When deciding to run a marathon, we don’t get up one day and say “I think I’ll try to get in 26 miles this afternoon”. We set incremental goals – milestones – and then by building upon these smaller successes we eventually reach our objective. We start out working up to a mile, then maybe a 5 K, then a 10 K, at some point we go for the half marathon, and eventually we reach our goal.

I have on several occasions, heard students, parents and faculty say they aren’t interested in getting their associates degree – or a certificate in their program. Their focus is only on getting the bachelor’s degree. Unfortunately, according the the National Student Clearinghouse report, only about 54 percent of those starting out actually achieve their goal.

I wonder if this is a cultural norm. How is it we do not value the opportunities for smaller successes along the way? And if indeed, this is the case, how might we begin to think differently and start celebrating the milestones and thereby encourage completion?

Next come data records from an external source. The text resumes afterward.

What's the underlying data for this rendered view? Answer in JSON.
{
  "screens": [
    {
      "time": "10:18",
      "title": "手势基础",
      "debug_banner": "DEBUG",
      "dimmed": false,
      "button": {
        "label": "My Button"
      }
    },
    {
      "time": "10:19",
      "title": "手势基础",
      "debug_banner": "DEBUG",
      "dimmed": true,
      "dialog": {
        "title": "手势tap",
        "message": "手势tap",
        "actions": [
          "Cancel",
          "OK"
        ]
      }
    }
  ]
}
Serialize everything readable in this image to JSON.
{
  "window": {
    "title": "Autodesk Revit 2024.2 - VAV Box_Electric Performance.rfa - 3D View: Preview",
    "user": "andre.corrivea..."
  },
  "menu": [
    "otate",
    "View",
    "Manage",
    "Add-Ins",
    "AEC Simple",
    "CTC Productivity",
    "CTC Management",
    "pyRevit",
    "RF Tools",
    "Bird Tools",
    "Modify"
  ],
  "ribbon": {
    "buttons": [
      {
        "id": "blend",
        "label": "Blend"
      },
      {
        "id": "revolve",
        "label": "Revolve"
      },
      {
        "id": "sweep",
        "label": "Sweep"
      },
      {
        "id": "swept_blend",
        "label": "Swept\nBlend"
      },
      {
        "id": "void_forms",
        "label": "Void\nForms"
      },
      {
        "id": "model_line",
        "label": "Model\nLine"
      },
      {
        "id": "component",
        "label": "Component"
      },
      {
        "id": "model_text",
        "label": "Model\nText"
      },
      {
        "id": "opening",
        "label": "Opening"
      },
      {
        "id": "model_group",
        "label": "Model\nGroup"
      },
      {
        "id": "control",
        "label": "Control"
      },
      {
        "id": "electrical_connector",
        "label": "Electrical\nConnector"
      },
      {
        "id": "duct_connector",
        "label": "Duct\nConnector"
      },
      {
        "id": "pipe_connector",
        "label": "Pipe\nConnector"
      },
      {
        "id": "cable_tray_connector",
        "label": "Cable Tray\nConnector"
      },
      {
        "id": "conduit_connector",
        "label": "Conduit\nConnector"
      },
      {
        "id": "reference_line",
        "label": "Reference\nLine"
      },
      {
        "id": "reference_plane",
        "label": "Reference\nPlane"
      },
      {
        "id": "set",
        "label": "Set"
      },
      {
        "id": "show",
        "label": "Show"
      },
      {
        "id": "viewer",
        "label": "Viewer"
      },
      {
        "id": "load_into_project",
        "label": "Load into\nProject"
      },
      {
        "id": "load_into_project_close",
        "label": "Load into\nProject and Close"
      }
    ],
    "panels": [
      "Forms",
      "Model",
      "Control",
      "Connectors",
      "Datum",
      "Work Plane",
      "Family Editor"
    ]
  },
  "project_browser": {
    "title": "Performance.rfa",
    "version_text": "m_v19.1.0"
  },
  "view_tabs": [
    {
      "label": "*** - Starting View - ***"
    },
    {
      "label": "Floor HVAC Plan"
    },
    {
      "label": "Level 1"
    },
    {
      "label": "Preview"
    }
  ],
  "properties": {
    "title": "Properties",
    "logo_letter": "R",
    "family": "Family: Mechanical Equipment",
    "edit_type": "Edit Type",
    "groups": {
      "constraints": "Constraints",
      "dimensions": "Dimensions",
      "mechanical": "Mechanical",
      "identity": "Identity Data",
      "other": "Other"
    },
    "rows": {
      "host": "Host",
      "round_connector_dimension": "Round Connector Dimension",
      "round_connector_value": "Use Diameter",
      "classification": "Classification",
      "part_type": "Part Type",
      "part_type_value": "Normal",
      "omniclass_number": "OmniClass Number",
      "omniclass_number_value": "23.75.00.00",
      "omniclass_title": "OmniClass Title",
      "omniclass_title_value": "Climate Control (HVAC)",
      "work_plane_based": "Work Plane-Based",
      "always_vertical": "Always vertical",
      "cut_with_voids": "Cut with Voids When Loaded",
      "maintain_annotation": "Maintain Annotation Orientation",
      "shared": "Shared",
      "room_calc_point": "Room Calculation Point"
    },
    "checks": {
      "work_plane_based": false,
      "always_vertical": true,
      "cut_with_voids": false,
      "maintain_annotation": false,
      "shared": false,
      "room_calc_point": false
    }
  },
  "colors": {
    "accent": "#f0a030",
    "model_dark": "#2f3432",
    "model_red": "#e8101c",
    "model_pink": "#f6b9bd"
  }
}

Some thoughts on how learning technology might support such a shift…

Use online discussion forums, blogs, and rosters at the start of the course, asking students share something about themselves to the class. Instructors can model by providing a simple introduction: my pets, favorite sports, hobby, etc. This can be helpful in creating a sense of community, especially in the online course where students may feel isolated without the advantages of face-to-face interactions available with the classroom environment.

Social networks  like Google+ Communities can offer a means of connecting with other students moving along similar pathways. Google+ Communities may be particularly well suited for establishing strong cohorts across programs and disciplines. Our campus already uses Gmail as its student email solution, thereby providing every student with an account making joining the network practically transparent.

Second year students might serve as moderators or hosts in the community for newly admitted students. Such communities may also include program alumni who are employed in their field or continuing their program of study elsewhere at a four-year institution or graduate program.

To take the marathon analogy a step further (at the risk of overdoing it) the long run is achieved not only with the help of those running along with us in the event, but also with the help of others cheering us on along the way. Hopefully we can help to make the finish line seem all the more within their grasp.

Definition of Innovate from Merriam Webster: to do something in a new way : to have new ideas about how something can be done

Innovation, Risk-taking, and Unexpected Results

The very nature of innovation requires risk-taking – meaning sometimes we’re likely to get unexpected results.

Coursera, in collaboration with Georgia Institute of Technology, enrolled 41,000 students in a Massive Open Online Course (MOOC) on The Fundamentals of Online Education, that unfortunately had to be shut down this past week due to technical issues before it had a chance to get fully off the ground. –Inside Higher Ed.

Apparently, the concern had to do with the ability to manage small group discussions using Google Docs, but there were problems.

“If we tell people to just do safe things, we’ll stifle innovation.”
– Richard DeMillo, Georgia Tech

I couldn’t agree more.

Innovation means trying things out – oftentimes for the very first time – and that can be risky business.

In our efforts to foster innovation and experimentation we need to recognize that failure is part of the process. We make a  first attempt, when something unexpected occurs we try something else – and then we ask, what was the difference? Did we get what we expected? We try again – did we get the same or new results?

There will be those going forward who will likely not give MOOCs a try, pointing to this attempt that “didn’t work”. But the fact is, it did work. It worked by failing, and now we learn from it asking what happened, and trying something else. Hopefully the next time it will work better.

Technology Fail
Unexpected results are always a risk when we innovate. No guts – no glory!

Its just a bigger deal when 41,000+ people are looking than when you can’t get the damn projector switched from the laptop to the document camera on the first day of class.